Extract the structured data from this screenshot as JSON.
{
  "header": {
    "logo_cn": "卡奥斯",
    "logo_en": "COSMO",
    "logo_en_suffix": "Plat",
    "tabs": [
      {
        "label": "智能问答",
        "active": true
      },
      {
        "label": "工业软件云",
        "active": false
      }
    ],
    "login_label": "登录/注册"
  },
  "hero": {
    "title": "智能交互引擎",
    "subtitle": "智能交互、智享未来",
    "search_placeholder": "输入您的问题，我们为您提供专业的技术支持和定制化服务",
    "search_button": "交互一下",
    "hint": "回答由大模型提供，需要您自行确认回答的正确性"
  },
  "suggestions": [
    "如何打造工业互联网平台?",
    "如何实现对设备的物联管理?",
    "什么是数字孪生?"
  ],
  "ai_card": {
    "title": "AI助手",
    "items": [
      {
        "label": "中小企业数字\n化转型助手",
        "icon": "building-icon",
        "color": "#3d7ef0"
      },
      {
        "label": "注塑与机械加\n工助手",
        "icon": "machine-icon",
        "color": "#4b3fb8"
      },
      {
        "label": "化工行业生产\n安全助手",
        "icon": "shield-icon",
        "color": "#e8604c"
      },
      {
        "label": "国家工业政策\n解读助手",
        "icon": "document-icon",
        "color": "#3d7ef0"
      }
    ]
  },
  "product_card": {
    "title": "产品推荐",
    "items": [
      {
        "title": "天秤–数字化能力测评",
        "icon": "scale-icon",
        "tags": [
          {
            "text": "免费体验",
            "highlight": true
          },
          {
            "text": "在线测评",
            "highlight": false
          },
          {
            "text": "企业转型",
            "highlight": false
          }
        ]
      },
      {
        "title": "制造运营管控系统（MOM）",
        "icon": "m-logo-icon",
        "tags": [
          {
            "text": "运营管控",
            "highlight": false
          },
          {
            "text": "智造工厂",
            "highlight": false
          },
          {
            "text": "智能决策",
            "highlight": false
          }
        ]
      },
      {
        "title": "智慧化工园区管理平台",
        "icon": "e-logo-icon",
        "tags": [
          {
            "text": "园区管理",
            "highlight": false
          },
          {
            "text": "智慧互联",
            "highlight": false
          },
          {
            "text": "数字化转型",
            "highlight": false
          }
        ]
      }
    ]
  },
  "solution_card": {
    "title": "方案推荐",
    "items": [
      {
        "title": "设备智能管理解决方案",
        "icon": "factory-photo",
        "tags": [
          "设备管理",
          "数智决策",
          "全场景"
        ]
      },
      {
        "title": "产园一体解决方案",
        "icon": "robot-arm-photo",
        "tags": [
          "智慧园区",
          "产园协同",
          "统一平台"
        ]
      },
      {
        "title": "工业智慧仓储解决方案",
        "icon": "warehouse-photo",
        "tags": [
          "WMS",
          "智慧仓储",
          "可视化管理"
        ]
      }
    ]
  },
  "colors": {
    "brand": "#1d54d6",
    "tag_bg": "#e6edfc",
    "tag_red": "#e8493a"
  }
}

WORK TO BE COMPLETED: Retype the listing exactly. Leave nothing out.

TASK SOLUTION:
Extract the structured data from this screenshot as JSON.
{
  "header": {
    "logo_cn": "卡奥斯",
    "logo_en": "COSMO",
    "logo_en_suffix": "Plat",
    "tabs": [
      {
        "label": "智能问答",
        "active": true
      },
      {
        "label": "工业软件云",
        "active": false
      }
    ],
    "login_label": "登录/注册"
  },
  "hero": {
    "title": "智能交互引擎",
    "subtitle": "智能交互、智享未来",
    "search_placeholder": "输入您的问题，我们为您提供专业的技术支持和定制化服务",
    "search_button": "交互一下",
    "hint": "回答由大模型提供，需要您自行确认回答的正确性"
  },
  "suggestions": [
    "如何打造工业互联网平台?",
    "如何实现对设备的物联管理?",
    "什么是数字孪生?"
  ],
  "ai_card": {
    "title": "AI助手",
    "items": [
      {
        "label": "中小企业数字\n化转型助手",
        "icon": "building-icon",
        "color": "#3d7ef0"
      },
      {
        "label": "注塑与机械加\n工助手",
        "icon": "machine-icon",
        "color": "#4b3fb8"
      },
      {
        "label": "化工行业生产\n安全助手",
        "icon": "shield-icon",
        "color": "#e8604c"
      },
      {
        "label": "国家工业政策\n解读助手",
        "icon": "document-icon",
        "color": "#3d7ef0"
      }
    ]
  },
  "product_card": {
    "title": "产品推荐",
    "items": [
      {
        "title": "天秤–数字化能力测评",
        "icon": "scale-icon",
        "tags": [
          {
            "text": "免费体验",
            "highlight": true
          },
          {
            "text": "在线测评",
            "highlight": false
          },
          {
            "text": "企业转型",
            "highlight": false
          }
        ]
      },
      {
        "title": "制造运营管控系统（MOM）",
        "icon": "m-logo-icon",
        "tags": [
          {
            "text": "运营管控",
            "highlight": false
          },
          {
            "text": "智造工厂",
            "highlight": false
          },
          {
            "text": "智能决策",
            "highlight": false
          }
        ]
      },
      {
        "title": "智慧化工园区管理平台",
        "icon": "e-logo-icon",
        "tags": [
          {
            "text": "园区管理",
            "highlight": false
          },
          {
            "text": "智慧互联",
            "highlight": false
          },
          {
            "text": "数字化转型",
            "highlight": false
          }
        ]
      }
    ]
  },
  "solution_card": {
    "title": "方案推荐",
    "items": [
      {
        "title": "设备智能管理解决方案",
        "icon": "factory-photo",
        "tags": [
          "设备管理",
          "数智决策",
          "全场景"
        ]
      },
      {
        "title": "产园一体解决方案",
        "icon": "robot-arm-photo",
        "tags": [
          "智慧园区",
          "产园协同",
          "统一平台"
        ]
      },
      {
        "title": "工业智慧仓储解决方案",
        "icon": "warehouse-photo",
        "tags": [
          "WMS",
          "智慧仓储",
          "可视化管理"
        ]
      }
    ]
  },
  "colors": {
    "brand": "#1d54d6",
    "tag_bg": "#e6edfc",
    "tag_red": "#e8493a"
  }
}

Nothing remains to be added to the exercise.